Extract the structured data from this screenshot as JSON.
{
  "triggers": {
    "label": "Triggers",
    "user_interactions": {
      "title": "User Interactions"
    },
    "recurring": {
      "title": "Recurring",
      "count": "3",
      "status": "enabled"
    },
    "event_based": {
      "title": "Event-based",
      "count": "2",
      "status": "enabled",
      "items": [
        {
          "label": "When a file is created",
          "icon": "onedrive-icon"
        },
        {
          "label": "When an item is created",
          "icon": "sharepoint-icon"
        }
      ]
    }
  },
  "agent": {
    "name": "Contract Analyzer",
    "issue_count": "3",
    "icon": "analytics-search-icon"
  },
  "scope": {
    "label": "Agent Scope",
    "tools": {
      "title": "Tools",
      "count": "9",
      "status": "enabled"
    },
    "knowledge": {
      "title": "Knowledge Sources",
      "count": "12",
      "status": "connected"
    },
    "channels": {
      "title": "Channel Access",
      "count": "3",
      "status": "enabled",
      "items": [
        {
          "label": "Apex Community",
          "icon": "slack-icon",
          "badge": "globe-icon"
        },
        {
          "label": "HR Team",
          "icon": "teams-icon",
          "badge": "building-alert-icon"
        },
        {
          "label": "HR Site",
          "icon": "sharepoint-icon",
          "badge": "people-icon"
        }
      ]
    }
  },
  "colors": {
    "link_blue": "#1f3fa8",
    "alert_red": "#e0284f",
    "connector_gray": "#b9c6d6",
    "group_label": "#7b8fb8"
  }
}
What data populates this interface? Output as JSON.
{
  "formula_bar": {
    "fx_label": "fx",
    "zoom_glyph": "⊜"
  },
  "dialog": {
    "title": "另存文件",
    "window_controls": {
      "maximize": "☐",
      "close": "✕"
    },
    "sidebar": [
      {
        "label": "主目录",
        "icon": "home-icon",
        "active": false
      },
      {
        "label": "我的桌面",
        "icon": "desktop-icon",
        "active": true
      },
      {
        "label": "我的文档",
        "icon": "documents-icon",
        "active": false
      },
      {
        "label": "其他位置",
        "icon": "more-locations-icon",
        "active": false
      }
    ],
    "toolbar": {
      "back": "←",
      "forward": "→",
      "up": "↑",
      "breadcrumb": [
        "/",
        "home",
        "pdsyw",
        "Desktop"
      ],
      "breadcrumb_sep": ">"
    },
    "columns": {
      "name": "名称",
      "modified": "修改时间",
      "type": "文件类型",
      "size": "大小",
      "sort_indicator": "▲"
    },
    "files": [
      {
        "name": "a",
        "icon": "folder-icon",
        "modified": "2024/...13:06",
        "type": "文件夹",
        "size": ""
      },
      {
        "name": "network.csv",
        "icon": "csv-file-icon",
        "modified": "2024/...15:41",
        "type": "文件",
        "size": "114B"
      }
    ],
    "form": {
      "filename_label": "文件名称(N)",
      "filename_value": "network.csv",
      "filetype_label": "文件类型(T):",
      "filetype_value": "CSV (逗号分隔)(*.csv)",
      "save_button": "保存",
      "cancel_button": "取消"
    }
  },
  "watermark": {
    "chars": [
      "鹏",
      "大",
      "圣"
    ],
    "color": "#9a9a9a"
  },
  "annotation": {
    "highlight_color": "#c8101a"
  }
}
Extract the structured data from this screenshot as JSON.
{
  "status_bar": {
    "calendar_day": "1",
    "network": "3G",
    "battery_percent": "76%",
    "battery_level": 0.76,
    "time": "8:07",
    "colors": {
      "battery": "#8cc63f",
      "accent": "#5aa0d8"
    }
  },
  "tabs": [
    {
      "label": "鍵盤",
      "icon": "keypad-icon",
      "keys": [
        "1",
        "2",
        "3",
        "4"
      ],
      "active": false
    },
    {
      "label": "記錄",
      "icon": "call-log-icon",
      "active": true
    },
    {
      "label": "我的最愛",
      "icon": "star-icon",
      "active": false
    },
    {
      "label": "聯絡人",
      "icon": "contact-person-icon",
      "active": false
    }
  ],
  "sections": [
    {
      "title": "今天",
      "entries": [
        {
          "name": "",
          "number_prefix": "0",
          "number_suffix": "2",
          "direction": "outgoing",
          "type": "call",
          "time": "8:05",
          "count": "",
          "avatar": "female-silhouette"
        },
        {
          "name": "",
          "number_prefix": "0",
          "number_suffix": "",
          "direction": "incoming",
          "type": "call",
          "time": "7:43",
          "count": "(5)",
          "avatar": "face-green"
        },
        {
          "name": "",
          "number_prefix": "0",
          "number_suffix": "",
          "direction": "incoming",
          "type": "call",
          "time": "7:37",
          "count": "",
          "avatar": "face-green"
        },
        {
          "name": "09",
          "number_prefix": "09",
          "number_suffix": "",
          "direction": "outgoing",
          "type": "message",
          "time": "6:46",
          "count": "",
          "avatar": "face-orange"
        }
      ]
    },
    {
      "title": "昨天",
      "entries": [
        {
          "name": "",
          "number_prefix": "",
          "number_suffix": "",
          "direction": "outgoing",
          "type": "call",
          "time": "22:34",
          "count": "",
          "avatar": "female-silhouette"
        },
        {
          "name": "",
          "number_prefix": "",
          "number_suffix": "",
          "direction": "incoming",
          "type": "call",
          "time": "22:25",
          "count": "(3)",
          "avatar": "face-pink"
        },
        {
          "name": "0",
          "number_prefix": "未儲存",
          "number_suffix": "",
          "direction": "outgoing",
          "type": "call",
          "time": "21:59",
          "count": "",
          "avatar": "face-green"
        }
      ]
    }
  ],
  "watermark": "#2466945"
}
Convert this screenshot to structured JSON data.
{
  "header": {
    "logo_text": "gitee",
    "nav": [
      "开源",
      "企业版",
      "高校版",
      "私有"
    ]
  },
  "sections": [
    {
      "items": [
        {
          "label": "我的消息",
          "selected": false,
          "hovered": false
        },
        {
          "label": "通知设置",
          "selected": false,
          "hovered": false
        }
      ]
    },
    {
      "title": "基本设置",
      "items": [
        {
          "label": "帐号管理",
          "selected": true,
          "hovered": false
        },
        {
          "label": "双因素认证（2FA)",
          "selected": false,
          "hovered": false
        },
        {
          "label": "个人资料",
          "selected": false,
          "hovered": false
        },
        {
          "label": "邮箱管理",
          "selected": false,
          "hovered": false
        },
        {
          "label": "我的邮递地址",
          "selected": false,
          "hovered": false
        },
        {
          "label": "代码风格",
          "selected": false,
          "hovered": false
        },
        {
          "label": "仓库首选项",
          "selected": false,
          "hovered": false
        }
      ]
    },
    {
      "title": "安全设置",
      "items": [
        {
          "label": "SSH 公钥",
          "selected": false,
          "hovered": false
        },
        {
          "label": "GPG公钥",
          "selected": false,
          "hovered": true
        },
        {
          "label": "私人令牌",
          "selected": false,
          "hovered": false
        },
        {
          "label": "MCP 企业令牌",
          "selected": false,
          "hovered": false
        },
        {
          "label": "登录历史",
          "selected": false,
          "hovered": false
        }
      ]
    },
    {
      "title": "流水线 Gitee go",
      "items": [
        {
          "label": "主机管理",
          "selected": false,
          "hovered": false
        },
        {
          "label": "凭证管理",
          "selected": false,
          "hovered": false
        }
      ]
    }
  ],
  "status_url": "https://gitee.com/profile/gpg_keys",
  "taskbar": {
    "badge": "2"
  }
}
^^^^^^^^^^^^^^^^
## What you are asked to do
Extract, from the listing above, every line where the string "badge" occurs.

## Problem solution
          "badge": "globe-icon"
          "badge": "building-alert-icon"
          "badge": "people-icon"
    "badge": "2"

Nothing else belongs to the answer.